Your assignment ▸ The answer must be every line below that holds the word "true".

*** Opening Working data ***

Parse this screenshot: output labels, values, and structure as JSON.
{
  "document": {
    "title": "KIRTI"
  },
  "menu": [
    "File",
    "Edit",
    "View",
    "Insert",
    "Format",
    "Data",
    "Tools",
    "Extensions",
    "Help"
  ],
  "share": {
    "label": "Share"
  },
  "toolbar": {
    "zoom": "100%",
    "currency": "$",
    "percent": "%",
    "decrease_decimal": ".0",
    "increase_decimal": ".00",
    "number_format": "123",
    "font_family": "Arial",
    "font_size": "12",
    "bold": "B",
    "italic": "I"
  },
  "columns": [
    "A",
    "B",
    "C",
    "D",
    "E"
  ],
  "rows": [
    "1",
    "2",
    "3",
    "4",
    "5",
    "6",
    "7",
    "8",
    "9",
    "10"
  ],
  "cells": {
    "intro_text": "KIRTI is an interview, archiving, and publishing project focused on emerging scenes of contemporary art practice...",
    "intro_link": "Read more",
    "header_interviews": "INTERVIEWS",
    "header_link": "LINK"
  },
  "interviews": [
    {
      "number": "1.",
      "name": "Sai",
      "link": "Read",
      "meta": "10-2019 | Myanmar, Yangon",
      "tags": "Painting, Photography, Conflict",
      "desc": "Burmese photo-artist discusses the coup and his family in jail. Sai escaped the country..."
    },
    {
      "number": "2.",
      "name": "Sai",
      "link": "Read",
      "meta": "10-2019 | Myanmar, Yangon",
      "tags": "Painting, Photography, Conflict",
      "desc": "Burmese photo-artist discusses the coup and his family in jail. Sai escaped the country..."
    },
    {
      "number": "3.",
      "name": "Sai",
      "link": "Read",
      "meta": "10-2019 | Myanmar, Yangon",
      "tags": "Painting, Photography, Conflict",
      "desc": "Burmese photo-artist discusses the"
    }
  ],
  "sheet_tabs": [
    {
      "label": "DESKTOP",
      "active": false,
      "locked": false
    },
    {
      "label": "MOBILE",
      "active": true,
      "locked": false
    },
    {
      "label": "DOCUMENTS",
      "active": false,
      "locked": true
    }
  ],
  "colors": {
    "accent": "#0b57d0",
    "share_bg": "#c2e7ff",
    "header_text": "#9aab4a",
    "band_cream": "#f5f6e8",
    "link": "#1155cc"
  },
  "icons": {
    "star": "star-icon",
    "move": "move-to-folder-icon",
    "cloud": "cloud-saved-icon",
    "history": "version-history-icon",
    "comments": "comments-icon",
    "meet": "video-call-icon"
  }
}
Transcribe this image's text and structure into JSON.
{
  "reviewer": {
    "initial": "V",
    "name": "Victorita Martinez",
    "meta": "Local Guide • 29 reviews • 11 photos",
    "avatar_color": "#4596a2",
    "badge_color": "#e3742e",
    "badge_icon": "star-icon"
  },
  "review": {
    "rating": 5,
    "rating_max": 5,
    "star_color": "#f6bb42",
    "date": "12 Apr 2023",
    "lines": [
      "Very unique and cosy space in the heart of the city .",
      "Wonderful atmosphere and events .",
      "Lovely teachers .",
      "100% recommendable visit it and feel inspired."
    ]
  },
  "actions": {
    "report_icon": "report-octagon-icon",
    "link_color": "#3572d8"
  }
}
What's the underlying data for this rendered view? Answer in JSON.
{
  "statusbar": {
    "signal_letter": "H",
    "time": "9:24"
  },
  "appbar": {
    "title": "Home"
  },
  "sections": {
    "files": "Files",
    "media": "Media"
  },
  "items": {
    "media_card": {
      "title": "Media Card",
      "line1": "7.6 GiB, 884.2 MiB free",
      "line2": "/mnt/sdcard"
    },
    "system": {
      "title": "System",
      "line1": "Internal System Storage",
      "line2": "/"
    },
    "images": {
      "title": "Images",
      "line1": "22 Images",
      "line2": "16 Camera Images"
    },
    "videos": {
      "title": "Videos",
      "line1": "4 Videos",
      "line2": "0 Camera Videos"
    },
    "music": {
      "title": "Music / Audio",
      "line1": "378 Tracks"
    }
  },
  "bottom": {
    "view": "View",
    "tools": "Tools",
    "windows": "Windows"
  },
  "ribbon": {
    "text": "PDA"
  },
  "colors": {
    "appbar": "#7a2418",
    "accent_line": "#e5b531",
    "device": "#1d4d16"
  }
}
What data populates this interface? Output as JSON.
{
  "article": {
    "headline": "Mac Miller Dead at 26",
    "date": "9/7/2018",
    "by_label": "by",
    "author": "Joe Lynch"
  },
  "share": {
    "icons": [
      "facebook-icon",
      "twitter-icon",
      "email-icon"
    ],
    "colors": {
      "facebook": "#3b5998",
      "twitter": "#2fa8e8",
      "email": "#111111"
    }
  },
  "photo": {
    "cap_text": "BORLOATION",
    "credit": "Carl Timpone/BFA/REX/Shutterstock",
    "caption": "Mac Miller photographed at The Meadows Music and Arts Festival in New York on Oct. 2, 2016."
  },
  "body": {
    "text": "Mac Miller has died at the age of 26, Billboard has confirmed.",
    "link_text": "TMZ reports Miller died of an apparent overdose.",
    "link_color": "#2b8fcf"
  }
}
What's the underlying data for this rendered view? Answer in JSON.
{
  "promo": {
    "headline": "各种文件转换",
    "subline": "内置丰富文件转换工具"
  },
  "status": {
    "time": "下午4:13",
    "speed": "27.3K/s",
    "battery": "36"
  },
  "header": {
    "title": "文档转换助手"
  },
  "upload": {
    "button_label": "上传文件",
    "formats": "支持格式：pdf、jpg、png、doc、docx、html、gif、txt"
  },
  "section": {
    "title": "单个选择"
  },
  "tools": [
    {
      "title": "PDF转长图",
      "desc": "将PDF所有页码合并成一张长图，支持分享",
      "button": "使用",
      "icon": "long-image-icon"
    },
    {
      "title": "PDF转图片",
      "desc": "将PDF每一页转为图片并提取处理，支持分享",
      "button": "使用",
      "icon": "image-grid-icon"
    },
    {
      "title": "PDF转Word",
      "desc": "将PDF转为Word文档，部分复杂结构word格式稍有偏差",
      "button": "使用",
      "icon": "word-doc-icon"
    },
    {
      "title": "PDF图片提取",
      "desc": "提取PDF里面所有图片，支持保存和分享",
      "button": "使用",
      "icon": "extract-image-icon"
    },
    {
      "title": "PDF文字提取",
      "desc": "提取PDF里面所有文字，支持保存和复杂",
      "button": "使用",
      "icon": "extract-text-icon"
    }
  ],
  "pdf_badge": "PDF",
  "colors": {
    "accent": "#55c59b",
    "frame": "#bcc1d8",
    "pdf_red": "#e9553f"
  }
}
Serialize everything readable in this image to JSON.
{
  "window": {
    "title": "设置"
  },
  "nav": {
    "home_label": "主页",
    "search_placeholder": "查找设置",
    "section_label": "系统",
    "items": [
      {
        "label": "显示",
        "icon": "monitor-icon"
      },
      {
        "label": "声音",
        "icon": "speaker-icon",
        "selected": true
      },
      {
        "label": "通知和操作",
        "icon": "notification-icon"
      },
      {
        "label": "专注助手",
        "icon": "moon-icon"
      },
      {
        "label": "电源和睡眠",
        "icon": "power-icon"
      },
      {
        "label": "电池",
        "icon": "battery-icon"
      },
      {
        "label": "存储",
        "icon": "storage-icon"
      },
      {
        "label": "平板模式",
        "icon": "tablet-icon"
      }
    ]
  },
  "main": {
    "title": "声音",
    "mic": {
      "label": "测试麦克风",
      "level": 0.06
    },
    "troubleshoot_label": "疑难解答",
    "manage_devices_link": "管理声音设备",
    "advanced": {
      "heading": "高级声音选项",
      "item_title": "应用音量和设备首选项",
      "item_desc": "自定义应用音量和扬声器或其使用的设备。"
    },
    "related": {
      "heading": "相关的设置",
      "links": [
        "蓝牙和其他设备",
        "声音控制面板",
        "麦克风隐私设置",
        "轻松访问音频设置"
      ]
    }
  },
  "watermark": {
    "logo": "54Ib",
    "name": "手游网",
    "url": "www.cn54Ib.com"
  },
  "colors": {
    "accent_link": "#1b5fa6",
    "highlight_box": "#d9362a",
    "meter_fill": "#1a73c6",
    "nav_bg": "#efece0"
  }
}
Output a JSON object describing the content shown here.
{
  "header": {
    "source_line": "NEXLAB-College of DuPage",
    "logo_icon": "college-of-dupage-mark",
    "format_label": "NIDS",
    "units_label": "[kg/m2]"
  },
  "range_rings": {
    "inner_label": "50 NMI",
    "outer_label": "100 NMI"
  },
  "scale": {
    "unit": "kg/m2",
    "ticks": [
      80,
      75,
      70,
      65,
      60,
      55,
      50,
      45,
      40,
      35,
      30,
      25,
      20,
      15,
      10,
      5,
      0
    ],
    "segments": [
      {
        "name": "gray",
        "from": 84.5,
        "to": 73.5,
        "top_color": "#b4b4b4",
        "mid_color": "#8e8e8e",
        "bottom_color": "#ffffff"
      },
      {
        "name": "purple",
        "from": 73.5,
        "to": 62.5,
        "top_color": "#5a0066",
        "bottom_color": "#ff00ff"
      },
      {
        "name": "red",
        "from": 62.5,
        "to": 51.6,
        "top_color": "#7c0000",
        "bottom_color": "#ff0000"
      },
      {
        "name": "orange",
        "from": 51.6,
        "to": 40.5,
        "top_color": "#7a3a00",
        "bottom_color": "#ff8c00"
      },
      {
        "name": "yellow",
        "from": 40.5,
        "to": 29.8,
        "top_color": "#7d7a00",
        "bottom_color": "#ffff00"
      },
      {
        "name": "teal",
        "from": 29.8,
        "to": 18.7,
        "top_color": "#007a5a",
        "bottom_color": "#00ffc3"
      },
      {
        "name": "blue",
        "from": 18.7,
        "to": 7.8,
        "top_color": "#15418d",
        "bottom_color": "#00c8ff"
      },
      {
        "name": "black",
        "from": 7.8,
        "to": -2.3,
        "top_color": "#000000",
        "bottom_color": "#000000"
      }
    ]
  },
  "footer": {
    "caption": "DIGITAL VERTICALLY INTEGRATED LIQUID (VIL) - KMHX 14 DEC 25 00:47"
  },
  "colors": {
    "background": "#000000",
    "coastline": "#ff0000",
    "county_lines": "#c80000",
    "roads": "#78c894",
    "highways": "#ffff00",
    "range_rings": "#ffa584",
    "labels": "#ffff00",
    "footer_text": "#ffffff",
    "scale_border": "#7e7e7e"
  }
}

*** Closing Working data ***

Task output ▸
      "active": true,
      "locked": true
        "selected": true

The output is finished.